Depending on the set up at the Local Authority, these requests may be received directly into Adult Social Care departments, via a contact centre handling all requests for support from the council, or a mixture of both.


Key findings

  • There were 1,811,000 requests for support from new clients, which had reached the stage of having a known sequel during the reporting period. 28 per cent of these were from clients aged 18-64, with the remaining 72 per cent from clients aged 65 and over. 
  • 57 per cent of requests for support resulted in no direct support from the council. This was split between 524,000 requests resulting in Universal Services/Signposted to other services and 515,000 requests resulting in no identified needs.
  • 24 per cent of requests for support for new clients aged 65 and over came through the Discharge from Hospital route of access (compared to eight percent of requests from 18-64 year olds). 
  • Approximately a third (115,000) of 361,000 new clients with route of access Discharge from Hospital had ST-Max as the outcome to their request for support. Nine per cent (91,000) of 992,000 new clients aged 65 and over with routes of access other than Discharge from Hospital had ST-Max as the outcome to their request for support. 
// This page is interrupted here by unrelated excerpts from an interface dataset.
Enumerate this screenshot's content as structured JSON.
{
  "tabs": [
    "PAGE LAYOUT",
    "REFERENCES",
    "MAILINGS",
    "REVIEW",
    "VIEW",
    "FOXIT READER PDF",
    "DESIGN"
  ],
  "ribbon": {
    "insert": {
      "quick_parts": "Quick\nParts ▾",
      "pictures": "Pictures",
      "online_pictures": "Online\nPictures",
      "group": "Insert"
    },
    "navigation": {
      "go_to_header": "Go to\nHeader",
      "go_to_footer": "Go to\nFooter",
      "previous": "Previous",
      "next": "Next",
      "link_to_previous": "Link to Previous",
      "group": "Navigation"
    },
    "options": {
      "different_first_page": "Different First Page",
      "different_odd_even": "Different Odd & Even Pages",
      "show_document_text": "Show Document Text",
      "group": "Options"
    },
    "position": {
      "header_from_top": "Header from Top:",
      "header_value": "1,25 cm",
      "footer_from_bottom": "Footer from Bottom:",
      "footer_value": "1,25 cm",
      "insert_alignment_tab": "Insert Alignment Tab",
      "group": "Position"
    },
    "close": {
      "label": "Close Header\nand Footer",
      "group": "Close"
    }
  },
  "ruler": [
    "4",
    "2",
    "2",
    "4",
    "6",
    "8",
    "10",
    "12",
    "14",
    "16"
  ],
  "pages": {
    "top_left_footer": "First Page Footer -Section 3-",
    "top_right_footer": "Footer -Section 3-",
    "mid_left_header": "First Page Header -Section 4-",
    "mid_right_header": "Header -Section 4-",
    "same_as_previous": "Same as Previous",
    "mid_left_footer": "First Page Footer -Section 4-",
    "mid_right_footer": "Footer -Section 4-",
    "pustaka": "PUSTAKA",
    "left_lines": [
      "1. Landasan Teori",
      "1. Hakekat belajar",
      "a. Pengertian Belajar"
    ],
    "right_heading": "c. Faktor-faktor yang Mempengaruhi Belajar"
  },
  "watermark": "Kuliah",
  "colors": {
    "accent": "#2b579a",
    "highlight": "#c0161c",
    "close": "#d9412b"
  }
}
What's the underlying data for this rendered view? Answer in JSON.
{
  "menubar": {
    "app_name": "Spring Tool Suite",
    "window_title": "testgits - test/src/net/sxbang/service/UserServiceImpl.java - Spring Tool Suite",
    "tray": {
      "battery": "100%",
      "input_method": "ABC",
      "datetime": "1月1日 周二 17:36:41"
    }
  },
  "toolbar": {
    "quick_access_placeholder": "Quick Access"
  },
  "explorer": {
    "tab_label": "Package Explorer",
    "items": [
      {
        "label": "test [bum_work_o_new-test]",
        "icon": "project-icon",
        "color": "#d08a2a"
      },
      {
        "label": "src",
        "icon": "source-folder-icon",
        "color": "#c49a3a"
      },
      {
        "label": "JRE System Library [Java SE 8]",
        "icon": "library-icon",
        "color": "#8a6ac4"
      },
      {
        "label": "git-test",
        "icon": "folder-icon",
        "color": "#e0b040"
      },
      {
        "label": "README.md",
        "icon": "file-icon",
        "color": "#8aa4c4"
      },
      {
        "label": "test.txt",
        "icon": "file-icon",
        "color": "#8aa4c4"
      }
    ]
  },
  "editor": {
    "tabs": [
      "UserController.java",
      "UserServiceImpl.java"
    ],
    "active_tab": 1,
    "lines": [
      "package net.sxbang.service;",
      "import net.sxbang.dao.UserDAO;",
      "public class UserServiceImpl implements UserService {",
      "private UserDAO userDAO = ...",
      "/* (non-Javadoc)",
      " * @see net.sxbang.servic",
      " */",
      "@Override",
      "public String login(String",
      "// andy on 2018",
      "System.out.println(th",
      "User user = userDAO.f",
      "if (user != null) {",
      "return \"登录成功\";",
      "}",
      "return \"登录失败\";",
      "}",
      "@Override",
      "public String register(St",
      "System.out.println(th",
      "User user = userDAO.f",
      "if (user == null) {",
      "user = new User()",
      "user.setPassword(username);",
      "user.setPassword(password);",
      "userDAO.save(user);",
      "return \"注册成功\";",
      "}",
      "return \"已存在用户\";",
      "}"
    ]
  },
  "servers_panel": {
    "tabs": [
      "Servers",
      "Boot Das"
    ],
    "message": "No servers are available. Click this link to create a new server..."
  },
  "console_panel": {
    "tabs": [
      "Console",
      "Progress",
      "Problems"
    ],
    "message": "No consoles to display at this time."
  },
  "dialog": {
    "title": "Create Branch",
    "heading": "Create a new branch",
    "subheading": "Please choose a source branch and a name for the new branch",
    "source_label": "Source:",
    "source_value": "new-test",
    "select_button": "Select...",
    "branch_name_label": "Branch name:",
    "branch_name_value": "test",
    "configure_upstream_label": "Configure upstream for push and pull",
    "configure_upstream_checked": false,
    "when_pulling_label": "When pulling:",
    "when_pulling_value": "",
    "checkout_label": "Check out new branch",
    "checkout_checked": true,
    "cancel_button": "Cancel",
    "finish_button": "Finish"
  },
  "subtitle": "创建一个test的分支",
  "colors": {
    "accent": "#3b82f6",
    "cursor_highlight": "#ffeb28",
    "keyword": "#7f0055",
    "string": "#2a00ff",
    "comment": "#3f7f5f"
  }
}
  • There were 209,000 completed instances of ST-Max for new clients. Over half (54 per cent) received ST-Max following a Discharge from Hospital. Of these, 41 per cent had no further needs identified (compared to 38 per cent of all completed ST-Max for new clients).
  • The majority of clients (71 per cent) have a Primary Support Reason of Physical Support: Personal Care Support.
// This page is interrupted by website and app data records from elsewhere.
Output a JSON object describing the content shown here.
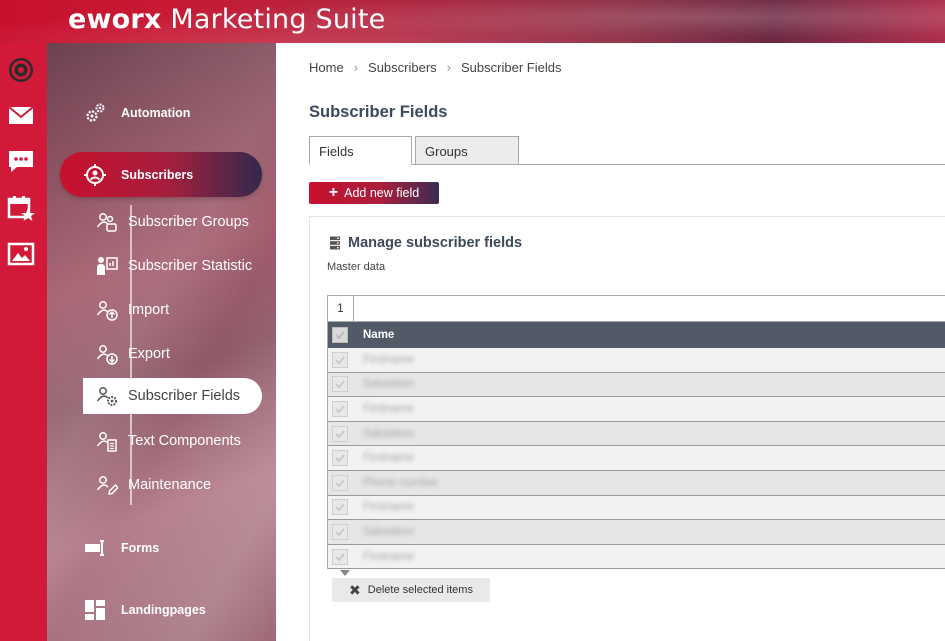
{
  "app": {
    "brand_bold": "eworx",
    "brand_rest": " Marketing Suite"
  },
  "colors": {
    "brand_red": "#c8102e",
    "grid_header": "#525a68",
    "sidebar_active_end": "#32294c"
  },
  "rail": {
    "icons": [
      "brand-logo-icon",
      "mail-icon",
      "chat-icon",
      "calendar-star-icon",
      "image-icon"
    ]
  },
  "sidebar": {
    "main": [
      {
        "label": "Automation",
        "icon": "gears-icon"
      },
      {
        "label": "Subscribers",
        "icon": "user-circle-icon",
        "active": true
      },
      {
        "label": "Forms",
        "icon": "form-icon"
      },
      {
        "label": "Landingpages",
        "icon": "layout-icon"
      }
    ],
    "sub": [
      {
        "label": "Subscriber Groups",
        "icon": "users-group-icon"
      },
      {
        "label": "Subscriber Statistic",
        "icon": "user-chart-icon"
      },
      {
        "label": "Import",
        "icon": "users-import-icon"
      },
      {
        "label": "Export",
        "icon": "users-export-icon"
      },
      {
        "label": "Subscriber Fields",
        "icon": "users-gear-icon",
        "active": true
      },
      {
        "label": "Text Components",
        "icon": "users-text-icon"
      },
      {
        "label": "Maintenance",
        "icon": "users-edit-icon"
      }
    ]
  },
  "breadcrumb": [
    "Home",
    "Subscribers",
    "Subscriber Fields"
  ],
  "page": {
    "title": "Subscriber Fields"
  },
  "tabs": [
    {
      "label": "Fields",
      "active": true
    },
    {
      "label": "Groups",
      "active": false
    }
  ],
  "actions": {
    "add_label": "Add new field",
    "delete_label": "Delete selected items"
  },
  "panel": {
    "title": "Manage subscriber fields",
    "subtitle": "Master data"
  },
  "grid": {
    "page": "1",
    "header": "Name",
    "rows": [
      "Firstname",
      "Salutation",
      "Firstname",
      "Salutation",
      "Firstname",
      "Phone number",
      "Firstname",
      "Salutation",
      "Firstname"
    ]
  }
}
  • There were 36,000 completed instances of ST-Max for existing clients. 45 per cent of these saw the client returning to Long Term Support.
  • There were 873,000 clients receiving long term support during the reporting period. 652,000 were still accessing long term support at year end, and of these, 482,000 had been accessing long term support for more than 12 months.
  • 44 per cent of clients accessing Long Term Support in a Community setting at year end had a carer identified.
  • 86,000 clients were accessing Long term Support (Nursing) in 2015-16; this is unchanged from 2015-16. There were 190,000 clients accessing Residential support throughout the year.
  • The most common Primary Support Reason for clients aged 18-64 was Learning Disability Support (for 45 per cent of clients), and for clients aged 65 and over it was Physical Support: Personal Care Support (for 63 per cent of clients).  
  • 55 per cent of clients who have been accessing long term support for more than 12 months at the year-end were reviewed (planned or unplanned) during the year. Under the Care Act guidance there is an expectation that reviews take place “no later than every 12 months”.
  • The most likely outcome of a review, across both planned and unplanned reviews, is that there is no change in Long Term Support. 147,000 planned reviews (49 per cent) and 50,000 unplanned reviews (51 per cent) resulted in no change.
  • There were 387,000 carers in contact with the council, of whom 314,000 (81 per cent) received direct support. There were also 57,000 instances of respite or other support delivered to the cared-for person.
  • A third of carers in contact with the council (131,000) did not receive a review or assessment during the year.
  • Over half the carers in contact with the council (53 per cent) are aged 18-64. Nine per cent (35,000 carers) are aged over 85.